Students concerned about alternative high school program
Updated On: Oct 16 2013 11:03:15 PM MDT
Some students in the Bridger Alternative Program at Bozeman High School tell us classes are growing too large and they're not getting the attention they need.
According to the website, the Bridger Alternative Program curriculum is based on the personal mastery, performance-based model where all students are held to proficiency on rigorous standards and progress through the curriculum at their own pace.
Several years ago, the Bridger Alternative Program moved from the Willson School to the Bozeman High School campus. Since then, some students tell us they've seen an increase in their class sizes.
Gwen Lawhon started at Bozeman High School as a freshman.

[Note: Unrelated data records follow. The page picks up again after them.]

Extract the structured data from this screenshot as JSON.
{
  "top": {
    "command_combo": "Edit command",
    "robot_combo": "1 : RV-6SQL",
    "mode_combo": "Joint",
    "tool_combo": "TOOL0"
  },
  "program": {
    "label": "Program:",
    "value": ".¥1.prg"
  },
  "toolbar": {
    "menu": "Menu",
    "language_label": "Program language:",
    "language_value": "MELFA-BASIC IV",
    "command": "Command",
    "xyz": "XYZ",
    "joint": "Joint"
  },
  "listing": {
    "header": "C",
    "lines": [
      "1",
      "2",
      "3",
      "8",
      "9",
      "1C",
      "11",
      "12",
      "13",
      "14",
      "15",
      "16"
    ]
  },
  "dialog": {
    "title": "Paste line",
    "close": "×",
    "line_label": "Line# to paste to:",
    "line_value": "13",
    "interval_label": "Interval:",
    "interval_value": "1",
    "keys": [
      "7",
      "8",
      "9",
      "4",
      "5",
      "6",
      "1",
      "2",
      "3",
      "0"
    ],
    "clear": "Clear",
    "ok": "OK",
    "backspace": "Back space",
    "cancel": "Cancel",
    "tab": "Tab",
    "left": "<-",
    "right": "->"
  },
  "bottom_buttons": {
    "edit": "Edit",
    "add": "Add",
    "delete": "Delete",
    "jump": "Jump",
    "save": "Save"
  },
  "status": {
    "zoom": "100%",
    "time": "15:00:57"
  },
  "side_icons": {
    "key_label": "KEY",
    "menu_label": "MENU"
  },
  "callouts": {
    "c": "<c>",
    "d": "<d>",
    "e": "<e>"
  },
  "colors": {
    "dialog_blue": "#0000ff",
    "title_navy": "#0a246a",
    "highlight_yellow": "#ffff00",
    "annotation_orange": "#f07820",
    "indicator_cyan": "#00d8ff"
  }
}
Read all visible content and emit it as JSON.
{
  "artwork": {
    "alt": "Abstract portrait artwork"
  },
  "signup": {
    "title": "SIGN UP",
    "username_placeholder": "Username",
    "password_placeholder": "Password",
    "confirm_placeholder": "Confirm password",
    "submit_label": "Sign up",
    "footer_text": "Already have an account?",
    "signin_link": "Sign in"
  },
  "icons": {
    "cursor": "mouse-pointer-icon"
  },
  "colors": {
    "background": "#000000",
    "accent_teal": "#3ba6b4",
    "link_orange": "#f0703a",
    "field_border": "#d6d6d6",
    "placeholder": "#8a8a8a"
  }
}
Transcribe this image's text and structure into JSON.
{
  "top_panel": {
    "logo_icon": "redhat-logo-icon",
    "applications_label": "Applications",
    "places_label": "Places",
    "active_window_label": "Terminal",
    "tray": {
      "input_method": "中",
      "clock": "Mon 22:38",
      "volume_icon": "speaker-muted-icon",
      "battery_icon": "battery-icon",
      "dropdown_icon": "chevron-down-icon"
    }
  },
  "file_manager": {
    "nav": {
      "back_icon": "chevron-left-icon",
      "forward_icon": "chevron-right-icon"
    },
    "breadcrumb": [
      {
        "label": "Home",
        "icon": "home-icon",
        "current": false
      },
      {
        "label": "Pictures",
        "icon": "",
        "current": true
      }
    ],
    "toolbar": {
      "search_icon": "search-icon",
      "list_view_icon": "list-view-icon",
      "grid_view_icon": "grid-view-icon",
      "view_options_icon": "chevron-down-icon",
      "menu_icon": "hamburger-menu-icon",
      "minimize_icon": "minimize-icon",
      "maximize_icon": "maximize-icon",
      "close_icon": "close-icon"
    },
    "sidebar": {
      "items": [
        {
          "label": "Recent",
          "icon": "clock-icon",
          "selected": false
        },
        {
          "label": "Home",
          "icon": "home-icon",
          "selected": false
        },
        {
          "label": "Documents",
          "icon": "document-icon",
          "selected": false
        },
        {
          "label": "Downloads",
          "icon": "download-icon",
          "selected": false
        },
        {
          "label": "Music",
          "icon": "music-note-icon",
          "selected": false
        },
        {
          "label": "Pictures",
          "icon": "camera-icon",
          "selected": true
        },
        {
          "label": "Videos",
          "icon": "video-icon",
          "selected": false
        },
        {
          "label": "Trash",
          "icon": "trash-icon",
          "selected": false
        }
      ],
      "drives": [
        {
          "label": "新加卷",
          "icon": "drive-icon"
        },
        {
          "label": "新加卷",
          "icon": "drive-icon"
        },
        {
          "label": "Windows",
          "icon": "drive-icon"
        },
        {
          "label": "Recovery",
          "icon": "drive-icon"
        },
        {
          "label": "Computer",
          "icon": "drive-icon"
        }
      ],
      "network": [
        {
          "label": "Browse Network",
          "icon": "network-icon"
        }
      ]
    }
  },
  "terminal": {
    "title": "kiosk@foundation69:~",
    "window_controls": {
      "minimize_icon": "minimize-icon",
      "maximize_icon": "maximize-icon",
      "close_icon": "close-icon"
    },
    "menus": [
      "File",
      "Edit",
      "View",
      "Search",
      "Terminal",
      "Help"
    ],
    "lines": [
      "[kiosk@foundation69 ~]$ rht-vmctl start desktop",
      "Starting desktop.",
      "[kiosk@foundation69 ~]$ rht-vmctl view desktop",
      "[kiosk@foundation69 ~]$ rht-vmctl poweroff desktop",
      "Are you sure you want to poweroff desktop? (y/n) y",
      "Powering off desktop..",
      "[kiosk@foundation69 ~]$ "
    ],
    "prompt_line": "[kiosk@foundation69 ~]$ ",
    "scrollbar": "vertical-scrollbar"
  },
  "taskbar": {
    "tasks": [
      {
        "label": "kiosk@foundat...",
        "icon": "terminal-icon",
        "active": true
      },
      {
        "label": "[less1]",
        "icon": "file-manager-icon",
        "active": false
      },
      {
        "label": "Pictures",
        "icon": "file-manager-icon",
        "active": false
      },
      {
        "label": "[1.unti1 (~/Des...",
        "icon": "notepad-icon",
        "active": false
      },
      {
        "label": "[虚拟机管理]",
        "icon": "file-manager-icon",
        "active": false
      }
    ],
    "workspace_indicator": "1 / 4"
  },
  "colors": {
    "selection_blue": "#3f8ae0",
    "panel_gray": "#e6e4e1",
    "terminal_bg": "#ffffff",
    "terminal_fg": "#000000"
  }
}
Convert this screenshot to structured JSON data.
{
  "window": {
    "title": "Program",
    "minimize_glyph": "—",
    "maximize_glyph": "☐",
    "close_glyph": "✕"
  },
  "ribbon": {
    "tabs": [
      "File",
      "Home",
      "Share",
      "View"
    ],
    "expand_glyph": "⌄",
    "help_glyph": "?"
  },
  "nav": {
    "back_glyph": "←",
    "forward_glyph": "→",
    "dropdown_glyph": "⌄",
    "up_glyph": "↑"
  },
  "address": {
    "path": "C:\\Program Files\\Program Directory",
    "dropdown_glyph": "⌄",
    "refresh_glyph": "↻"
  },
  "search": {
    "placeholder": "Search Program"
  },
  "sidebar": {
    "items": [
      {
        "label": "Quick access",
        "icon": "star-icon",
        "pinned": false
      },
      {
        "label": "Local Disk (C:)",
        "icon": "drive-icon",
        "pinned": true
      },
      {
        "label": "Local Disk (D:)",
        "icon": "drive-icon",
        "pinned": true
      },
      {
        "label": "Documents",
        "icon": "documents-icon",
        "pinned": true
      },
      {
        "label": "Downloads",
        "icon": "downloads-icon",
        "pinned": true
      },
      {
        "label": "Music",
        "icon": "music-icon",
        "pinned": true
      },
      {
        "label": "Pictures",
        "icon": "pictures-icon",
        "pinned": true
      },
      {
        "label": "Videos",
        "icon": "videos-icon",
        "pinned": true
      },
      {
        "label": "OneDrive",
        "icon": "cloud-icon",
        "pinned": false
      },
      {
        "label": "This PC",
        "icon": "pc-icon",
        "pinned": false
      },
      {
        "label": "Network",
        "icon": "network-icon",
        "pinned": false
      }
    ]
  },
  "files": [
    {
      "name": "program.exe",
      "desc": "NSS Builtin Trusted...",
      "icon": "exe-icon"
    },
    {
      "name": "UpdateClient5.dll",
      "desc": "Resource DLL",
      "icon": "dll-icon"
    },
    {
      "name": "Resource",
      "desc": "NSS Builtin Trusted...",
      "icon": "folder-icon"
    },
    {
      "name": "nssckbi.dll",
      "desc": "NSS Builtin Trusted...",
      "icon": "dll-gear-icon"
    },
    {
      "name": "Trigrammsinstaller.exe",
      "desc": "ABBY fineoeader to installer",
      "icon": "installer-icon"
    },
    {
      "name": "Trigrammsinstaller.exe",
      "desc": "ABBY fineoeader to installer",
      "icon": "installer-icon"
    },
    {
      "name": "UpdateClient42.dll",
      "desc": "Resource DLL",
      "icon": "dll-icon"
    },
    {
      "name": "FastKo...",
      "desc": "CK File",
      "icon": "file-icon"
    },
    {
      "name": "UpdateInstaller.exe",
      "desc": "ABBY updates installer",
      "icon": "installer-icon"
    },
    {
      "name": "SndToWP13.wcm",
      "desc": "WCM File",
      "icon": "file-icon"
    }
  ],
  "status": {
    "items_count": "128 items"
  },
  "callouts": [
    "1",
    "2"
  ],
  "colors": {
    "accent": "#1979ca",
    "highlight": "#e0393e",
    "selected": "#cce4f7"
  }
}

She tells us it was hard to stay on track -- that is, until she started the Bridger Alternative Program.
"I went to Bridger my sophomore year and boom! I felt so much better being able to talk to the teachers and have one on one time and tell the teachers about any problems I'm having," explains Lawhon.
Yet, she says an influx of students has led some students to feel a little crowded.
"This year, it's like I have to struggle just to find a teacher to help me with even one little thing and they have to go off and help someone else," says Bridger Alternative student Brianna Mulholland.
It's not just the class sizes that have students concerned. They tell us the program has lost its sense of community and worry some students are given the option of leaving school to complete their GED.
"Mr. Ruyle and them told some students that it was the better option for them to drop out and get their GED which defeats the purpose of Bridger," Bridger Alternative student Cornelius "Clay" Tomascheskii tells us.
Tomascheskii says that's because the program is standard based and students work at their own pace, allowing them to oftentimes work more quickly than they could in a traditional classroom.
Students like Lawhon and Mulholland tell us they think of the program as a family, a family that's supposed to support each other.
"I'm trying really hard to get all my credits done and I'm hoping that I can be a junior next year but, if I am, I don't have enough credits, it just scares me that they're going to tell me the same thing and I don't want them to tell me the same thing...It would crush me," says Mulholland.
We sat down with Bridger Alternative Program Director Mike Ruyle to find out more. He tells us a lot of students are interested in their unique teaching model and want to be a part of the program.
"Do you feel like students are still getting the one-on-one, individual attention that they need?" We asked.
"I think they're definitely getting the attention they need. It might not always be one to one." Ruyle answered.
Ruyle explains in the personal mastery model, students may work in groups of three or four at one time and sometimes work together. Teachers can then move from group to group.
"If it's not purely teacher attention, there's collaboration with their colleagues and with other students," says Ruyle.
Ruyle says they have 140 staff members and those teachers teach throughout the building. He says fiscally, it's not a viable option for the Bridger Alternative Program to have its own teachers and explains the program still has smaller class sizes than Bozeman High School.
When it comes to encouraging students to get their GED, Ruyle tells us if a student is struggling with attendance or other issues, he likes to bring them into his office and discuss all options.
"In terms of encouraging students to take the GED, I will encourage students to take the GED if that's appropriate for them at the time," says Ruyle.
Ruyle explains each student's case is different and tells me no one on the staff encourages students to drop out and take the GED arbitrarily.
We called the Office of Public Instruction to check on the maximum class sizes for an alternative high school program and found it's the same for a high school -- 30 students. Most of the students we spoke to say there are about 20 students in most of their classes.
We also asked them whether getting a GED counted towards high school graduation numbers. They tell us GED technically means a student has dropped out.
Ruyle says it's difficult because those who get a GED are still pursuing their education goals and says he doesn't believe it should be considered a dropout.